Toronto women's spa ‘male genitalia’ policy spurs social media backlash
Published Monday, June 12, 2017 5:58PM EDT Last Updated Monday, June 12, 2017 7:15PM EDT
A popular downtown Toronto spa created a stir on social media after staff denied a trans woman from using their facilities due to a no “male genitalia” policy.
Weronika Jane wrote in a public Facebook post Friday that her friend’s appointment at the spa was cancelled at the last minute due to the alleged policy.
“They claimed to be trans positive then the manager called my friend (one hour before their booking) to say that they couldn’t come because they had a ‘no (male) genital rule,’” Jane wrote on Facebook. “Awful just writing that. I would say call, post tweet, whatever else you can do to complain!”
Meanwhile, Jia Qing Wilson-Yang tweeted Friday that she was told “not to come” to Body Blitz Spa because they “won’t allow male genitalia.”
Wilson-Yang is a Toronto-based author known for her transgender narrative novel “Small Beauty,” which was awarded the Dayne Ogilvie Prize for LGBTQ emerging writers last year.
The social media posts spurred a wave of backlash against Body Blitz, which touts itself as a “women’s only spa.”
Many took their distain to the Facebook page belonging to Body Blitz’s 471 Adaleaide Street West location, flooding the page with scathing reviews.
“Really disappointed to hear Body Blitz excludes trans women. I’ve been several times with friends who love to gift part of a ‘water card’ to celebrate events or just on a regular evening,” Angela Kostenko said in a review.
“These friends are trans allies! None of us will be returning until the policy is changed!”
“Big fan of Body Blitz, but I won’t be returning until policies which discriminate against trans women are lifted,” Mish Waraksa wrote in a review on the page. “Very disappointed and hope with new policies, Body Blitz will release a statement of apology for contributing to the alienation of these women as well as reaching out to organizations who can provide sensitivity training to Body Blitz staff.”

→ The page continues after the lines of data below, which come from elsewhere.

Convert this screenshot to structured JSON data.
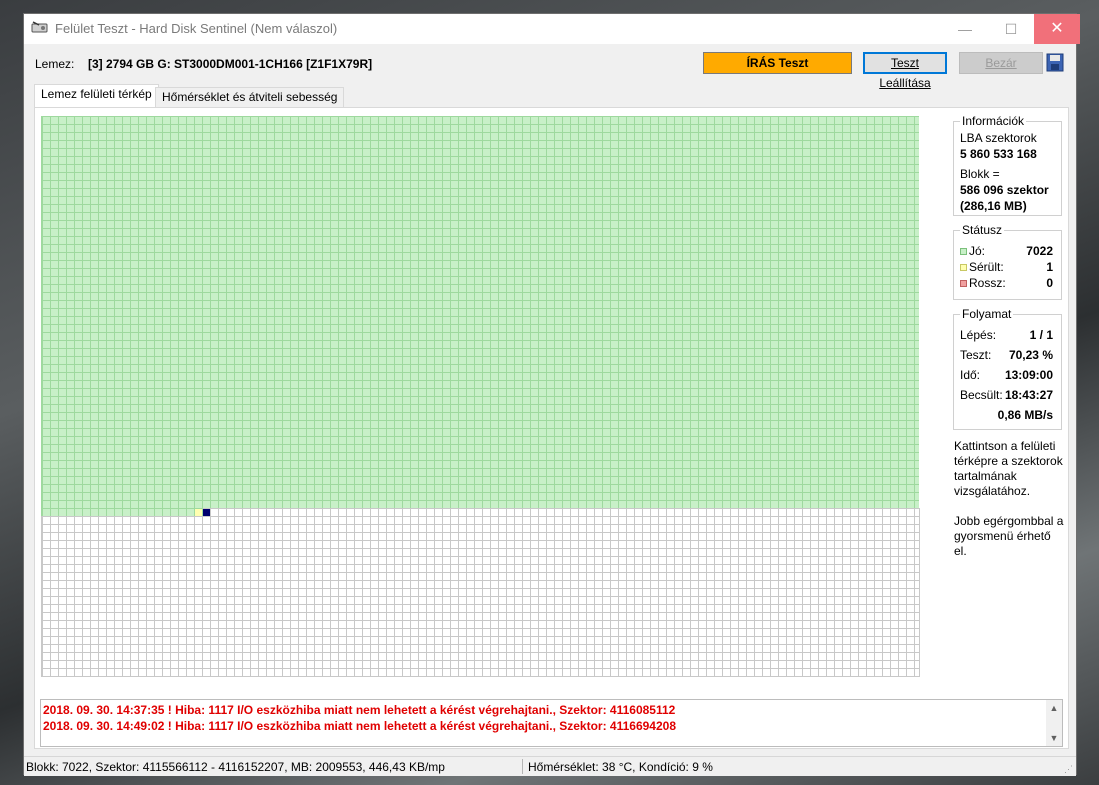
{
  "window": {
    "title": "Felület Teszt - Hard Disk Sentinel (Nem válaszol)",
    "minimize": "—",
    "maximize": "☐",
    "close": "✕"
  },
  "disk": {
    "label": "Lemez:",
    "value": "[3] 2794 GB G: ST3000DM001-1CH166 [Z1F1X79R]"
  },
  "buttons": {
    "test": "ÍRÁS Teszt",
    "stop": "Teszt Leállítása",
    "close": "Bezár"
  },
  "tabs": [
    {
      "label": "Lemez felületi térkép"
    },
    {
      "label": "Hőmérséklet és átviteli sebesség"
    }
  ],
  "info": {
    "title": "Információk",
    "lba_label": "LBA szektorok",
    "lba_value": "5 860 533 168",
    "block_label": "Blokk =",
    "block_value": "586 096 szektor",
    "block_mb": "(286,16 MB)"
  },
  "status": {
    "title": "Státusz",
    "good_label": "Jó:",
    "good_value": "7022",
    "damaged_label": "Sérült:",
    "damaged_value": "1",
    "bad_label": "Rossz:",
    "bad_value": "0"
  },
  "progress": {
    "title": "Folyamat",
    "step_label": "Lépés:",
    "step_value": "1 / 1",
    "test_label": "Teszt:",
    "test_value": "70,23 %",
    "time_label": "Idő:",
    "time_value": "13:09:00",
    "est_label": "Becsült:",
    "est_value": "18:43:27",
    "speed": "0,86 MB/s"
  },
  "hints": {
    "hint1": "Kattintson a felületi térképre a szektorok tartalmának vizsgálatához.",
    "hint2": "Jobb egérgombbal a gyorsmenü érhető el."
  },
  "log": [
    "2018. 09. 30.  14:37:35 ! Hiba: 1117 I/O eszközhiba miatt nem lehetett a kérést végrehajtani., Szektor: 4116085112",
    "2018. 09. 30.  14:49:02 ! Hiba: 1117 I/O eszközhiba miatt nem lehetett a kérést végrehajtani., Szektor: 4116694208"
  ],
  "statusbar": {
    "left": "Blokk: 7022, Szektor: 4115566112 - 4116152207, MB: 2009553, 446,43 KB/mp",
    "right": "Hőmérséklet: 38  °C,  Kondíció: 9 %"
  },
  "colors": {
    "good": "#c8f0c8",
    "damaged": "#ffffb0",
    "bad": "#f0a0a0",
    "current": "#00006e",
    "test_button": "#ffaa00",
    "error_text": "#e00000"
  }
}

On Sunday morning, Body Blitz did just that.
In a public post on their page – now riddled with negative reviews -- a spokesperson for Body Blitz Spa said that their aim is to make sure all clients are “comfortable.”

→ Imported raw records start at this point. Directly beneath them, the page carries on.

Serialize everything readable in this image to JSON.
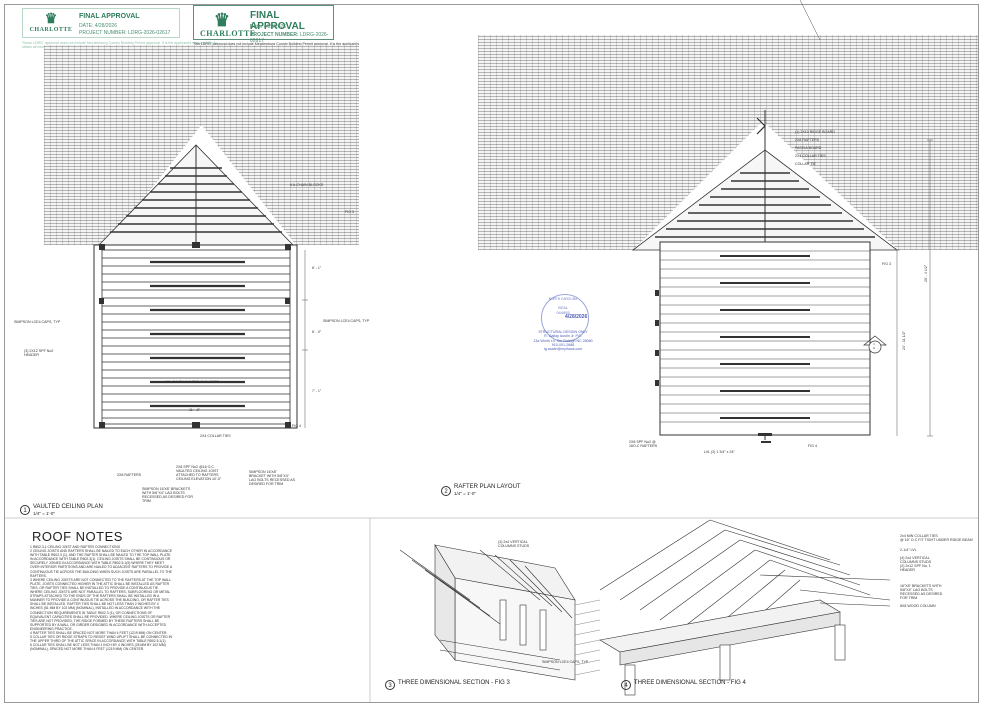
{
  "stamp_small": {
    "city": "CHARLOTTE",
    "title": "FINAL APPROVAL",
    "date_line": "DATE: 4/28/2026",
    "project_line": "PROJECT NUMBER: LDRG-2026-02617",
    "disclaimer": "These LDRG, approval does not include Mecklenburg County Building Permit approval. It is the applicant's responsibility to obtain all necessary permits prior to commencing construction."
  },
  "stamp_large": {
    "city": "CHARLOTTE",
    "title": "FINAL APPROVAL",
    "date_label": "Date:",
    "date_value": "4/28/2026",
    "project_label": "PROJECT NUMBER:",
    "project_value": "LDRG-2026-02617",
    "disclaimer": "This LDRG, approval does not include Mecklenburg County Building Permit approval. It is the applicant's responsibility to obtain all necessary permits prior to commencing construction."
  },
  "plan1": {
    "num": "1",
    "title": "VAULTED CEILING PLAN",
    "scale": "1/4\" = 1'-0\"",
    "labels": {
      "chain_blocks": "6 A-CHAIN BLOCKS",
      "fig3": "FIG 3",
      "simpson_left": "SIMPSON LCE4 CAPS, TYP",
      "simpson_right": "SIMPSON LCE4 CAPS, TYP",
      "header": "(3) 2X12 SPF No2\nHEADER",
      "joist_span": "18' - 7 1/2\" VAULTED CLG JOIST",
      "dim_small": "11' - 8\"",
      "fig4": "FIG 4",
      "collar_ties": "2X4 COLLAR TIES",
      "rafters": "2X8 RAFTERS",
      "vaulted_joist": "2X8 SPF No2 @16 O.C.\nVAULTED CEILING JOIST\nATTACHED TO RAFTERS\nCEILING ELEVATION 10'-0\"",
      "bracket_right": "SIMPSON 16'X8\"\nBRACKET WITH 5/8\"X4\"\nLAG BOLTS RECESSED AS\nDESIRED FOR TRIM",
      "bracket_bottom": "SIMPSON 16'X8\" BRACKETS\nWITH 5/8\"X4\" LAG BOLTS\nRECESSED AS DESIRED FOR\nTRIM",
      "dim1": "6' - 1\"",
      "dim2": "6' - 0\"",
      "dim3": "7' - 1\""
    }
  },
  "plan2": {
    "num": "2",
    "title": "RAFTER PLAN LAYOUT",
    "scale": "1/4\" = 1'-0\"",
    "labels": {
      "ridge": "(1) 2X10 RIDGE BOARD\n2X8 RAFTERS\nFASCIA BOARD\n2X4 COLLAR TIES\nCOLLAR TIE",
      "fig3": "FIG 3",
      "fig4": "FIG 4",
      "rafters": "2X8 SPF No2 @\n16O.C RAFTERS",
      "lvl": "LVL (2) 1 3/4\" x 24\"",
      "dim_total": "20' - 4 1/2\"",
      "dim_main": "24' - 11 1/2\"",
      "section": "1\nA"
    }
  },
  "seal": {
    "ring_text": "NORTH CAROLINA",
    "seal_label": "SEAL",
    "seal_number": "044993",
    "date": "4/28/2026",
    "line1": "STRUCTURAL DESIGN ONLY",
    "line2": "R. Gallay Austin Jr. P.E.",
    "line3": "13a Worth Ln. Sm Raleigh NC 28080",
    "line4": "910-001-2688",
    "line5": "rg.austin@myihaus.com"
  },
  "roof_notes": {
    "title": "ROOF NOTES",
    "body": "1 R802.3.1 CEILING JOIST AND RAFTER CONNECTIONS\n2 CEILING JOISTS AND RAFTERS SHALL BE NAILED TO EACH OTHER IN ACCORDANCE WITH TABLE R602.3 (1), AND THE RAFTER SHALL BE NAILED TO THE TOP WALL PLATE IN ACCORDANCE WITH TABLE R602.3(1). CEILING JOISTS SHALL BE CONTINUOUS OR SECURELY JOINED IN ACCORDANCE WITH TABLE R802.5.1(9) WHERE THEY MEET OVER INTERIOR PARTITIONS AND ARE NAILED TO ADJACENT RAFTERS TO PROVIDE A CONTINUOUS TIE ACROSS THE BUILDING WHEN SUCH JOISTS ARE PARALLEL TO THE RAFTERS.\n3 WHERE CEILING JOISTS ARE NOT CONNECTED TO THE RAFTERS AT THE TOP WALL PLATE, JOISTS CONNECTED HIGHER IN THE ATTIC SHALL BE INSTALLED AS RAFTER TIES, OR RAFTER TIES SHALL BE INSTALLED TO PROVIDE A CONTINUOUS TIE. WHERE CEILING JOISTS ARE NOT PARALLEL TO RAFTERS, SUBFLOORING OR METAL STRAPS ATTACHED TO THE ENDS OF THE RAFTERS SHALL BE INSTALLED IN A MANNER TO PROVIDE A CONTINUOUS TIE ACROSS THE BUILDING, OR RAFTER TIES SHALL BE INSTALLED. RAFTER TIES SHALL BE NOT LESS THAN 2 INCHES BY 4 INCHES (51 MM BY 102 MM) (NOMINAL), INSTALLED IN ACCORDANCE WITH THE CONNECTION REQUIREMENTS IN TABLE R602.3 (1), OR CONNECTIONS OF EQUIVALENT CAPACITIES SHALL BE PROVIDED. WHERE CEILING JOISTS OR RAFTER TIES ARE NOT PROVIDED, THE RIDGE FORMED BY THESE RAFTERS SHALL BE SUPPORTED BY A WALL OR GIRDER DESIGNED IN ACCORDANCE WITH ACCEPTED ENGINEERING PRACTICE.\n4 RAFTER TIES SHALL BE SPACED NOT MORE THAN 4 FEET (1219 MM) ON CENTER.\n5 COLLAR TIES OR RIDGE STRAPS TO RESIST WIND UPLIFT SHALL BE CONNECTED IN THE UPPER THIRD OF THE ATTIC SPACE IN ACCORDANCE WITH TABLE R802.5.1(1).\n6 COLLAR TIES SHALL BE NOT LESS THAN 1 INCH BY 4 INCHES (25 MM BY 102 MM) (NOMINAL), SPACED NOT MORE THAN 4 FEET (1219 MM) ON CENTER."
  },
  "fig3": {
    "num": "3",
    "title": "THREE DIMENSIONAL SECTION - FIG 3",
    "label_studs": "(3) 2x4 VERTICAL\nCOLUMNS STUDS",
    "label_caps": "SIMPSON LCE4 CAPS, TYP"
  },
  "fig4": {
    "num": "4",
    "title": "THREE DIMENSIONAL SECTION - FIG 4",
    "label1": "2x4 MIN COLLAR TIES\n@ 16\" O.C FIT TIGHT UNDER RIDGE BEAM",
    "label2": "2-1/4\" LVL",
    "label3": "(4) 2x4 VERTICAL\nCOLUMNS STUDS\n(2) 2x12 SPF No. 1\nHEADER",
    "label4": "16\"X8\" BRACKETS WITH\n5/8\"X4\" LAG BOLTS\nRECESSED AS DESIRED\nFOR TRIM",
    "label5": "8X8 WOOD COLUMN"
  }
}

“Because we are a bathing suit optional environment, our current policy is to ensure all clients, are comfortable in an environment with nudity, including minors,” the comment reads. “We acknowledge, respect, and admire all the myriad ways that women’s bodies and gender are expressed. The owners have advised management that they will be working with a civil rights professional over the summer to help us with a clear and fair policy.”
Despite this, many reviewers said the acknowledgement of the incident was too little, too late.
“This space should be open to trans women. Using the reasoning that they want everyone to be comfortable in the space being naked is ridiculous, as it implies that someone being uncomfortable with someone else’s body is reason enough to ban that body type from the space,” Amanda Spakowski wrote in a review.
“This is ridiculous and is far behind the times.”
Rachel Duffy, the spa’s corporate affairs coordinator, told CP24 in an emailed statement Monday that Body Blitz Spa is a “single-sex facility.”
“We support the LGBTQ community and recognize that this is a sensitive issue,” Duffy said. “However, because Body Blitz Spa is a single-sex facility with full-nudity, we are not like other facilities. We recognize that this is an important discussion for single-sex facilities to have and we will seek to find a satisfactory resolution.”
CTV News Toronto tried to contact Jia Qing Wilson-Yang for comment Monday without success.
Spa's policy questioned in the past
Shelley Marshall, who runs a mental wellness drop-in centre in the city, told CTV News Toronto on Monday that she had a similar experience when she tried to book an appointment at Body Blitz for a transgender friend.
Marshall said she's been a member at Body Blitz Spa’s King Street East location for nearly two years and called it a "wonderful facility."
Last year, when her transgender friend bought a new bathing suit, Marshall said she booked a spa date for the two of them.
“She got a beautiful bathing suit, she was describing it online, how it had a skirt and I thought, 'Well wouldn’t it be beautiful to bring her to the spa for the day and celebrate this moment with her,'” she said.
But, when Marshall asked about the spa's policies surrounding transgender clients, she said she was taken aback by an employee’s response.
“One of the girls who works behind the counter – my sense is I don’t believe the manager taught her to say what she said to me – but she whispered, ‘Our policy is, as long as this is gone, then they can come in,’” Marshall said.
“I couldn’t go back to my friend and say you can’t come,” she added.
After learning of Wilson-Yang's experience, Marshall says that she has asked for a refund for her upcoming treatments.
“I can’t go back … I cannot condone this ridiculous response from them."
With files from Amara McLaughlin